## WORK REQUEST:
Pictures are not part of the copy; retype all the records below exactly.

(Website and app data records)
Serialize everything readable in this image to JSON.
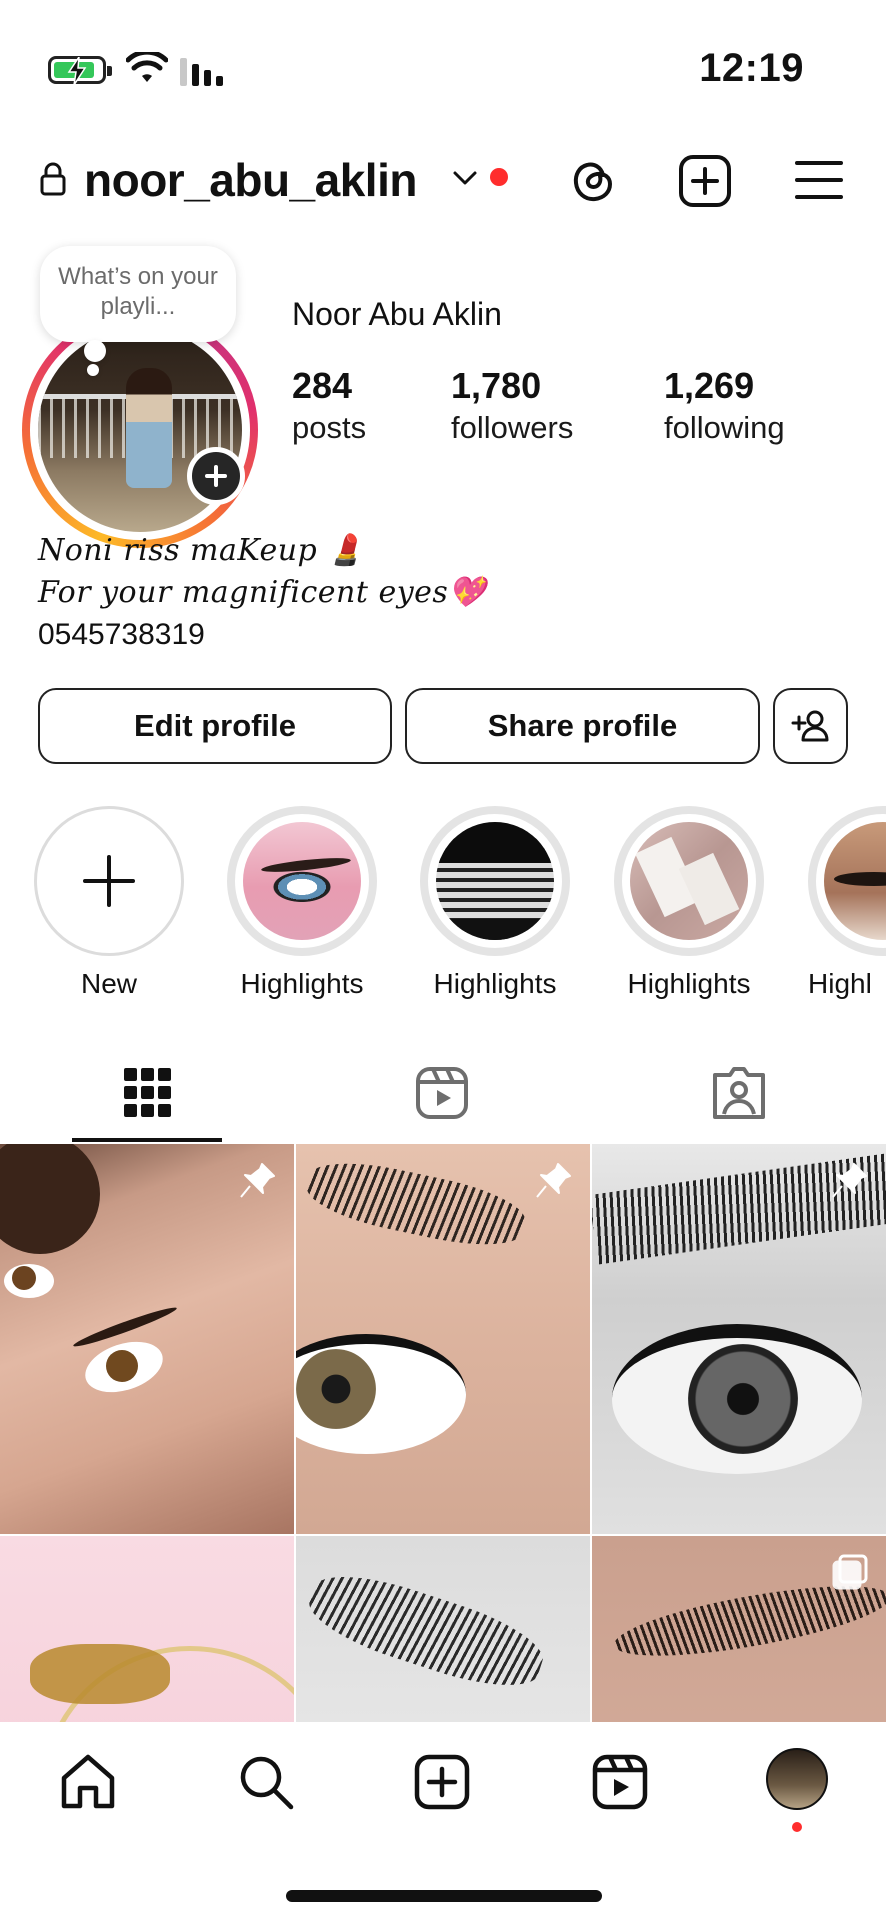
{
  "status_bar": {
    "time": "12:19"
  },
  "header": {
    "username": "noor_abu_aklin"
  },
  "profile": {
    "note": "What’s on your playli...",
    "display_name": "Noor Abu Aklin",
    "stats": [
      {
        "value": "284",
        "label": "posts"
      },
      {
        "value": "1,780",
        "label": "followers"
      },
      {
        "value": "1,269",
        "label": "following"
      }
    ],
    "bio": {
      "line1": "Noni riss maKeup 💄",
      "line2": "For your magnificent eyes💖",
      "phone": "0545738319"
    }
  },
  "buttons": {
    "edit": "Edit profile",
    "share": "Share profile"
  },
  "highlights": [
    {
      "label": "New"
    },
    {
      "label": "Highlights"
    },
    {
      "label": "Highlights"
    },
    {
      "label": "Highlights"
    },
    {
      "label": "Highl"
    }
  ],
  "icons": {
    "header": [
      "lock-icon",
      "chevron-down-icon",
      "threads-icon",
      "add-square-icon",
      "menu-icon"
    ],
    "tabs": [
      "grid-icon",
      "reels-icon",
      "tagged-icon"
    ],
    "nav": [
      "home-icon",
      "search-icon",
      "create-icon",
      "reels-icon",
      "profile-avatar"
    ]
  },
  "colors": {
    "accent_red": "#ff2d2d",
    "battery_green": "#34c759",
    "text": "#111111"
  }
}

## WRITTEN REPLY:
Serialize everything readable in this image to JSON.
{
  "status_bar": {
    "time": "12:19"
  },
  "header": {
    "username": "noor_abu_aklin"
  },
  "profile": {
    "note": "What’s on your playli...",
    "display_name": "Noor Abu Aklin",
    "stats": [
      {
        "value": "284",
        "label": "posts"
      },
      {
        "value": "1,780",
        "label": "followers"
      },
      {
        "value": "1,269",
        "label": "following"
      }
    ],
    "bio": {
      "line1": "Noni riss maKeup 💄",
      "line2": "For your magnificent eyes💖",
      "phone": "0545738319"
    }
  },
  "buttons": {
    "edit": "Edit profile",
    "share": "Share profile"
  },
  "highlights": [
    {
      "label": "New"
    },
    {
      "label": "Highlights"
    },
    {
      "label": "Highlights"
    },
    {
      "label": "Highlights"
    },
    {
      "label": "Highl"
    }
  ],
  "icons": {
    "header": [
      "lock-icon",
      "chevron-down-icon",
      "threads-icon",
      "add-square-icon",
      "menu-icon"
    ],
    "tabs": [
      "grid-icon",
      "reels-icon",
      "tagged-icon"
    ],
    "nav": [
      "home-icon",
      "search-icon",
      "create-icon",
      "reels-icon",
      "profile-avatar"
    ]
  },
  "colors": {
    "accent_red": "#ff2d2d",
    "battery_green": "#34c759",
    "text": "#111111"
  }
}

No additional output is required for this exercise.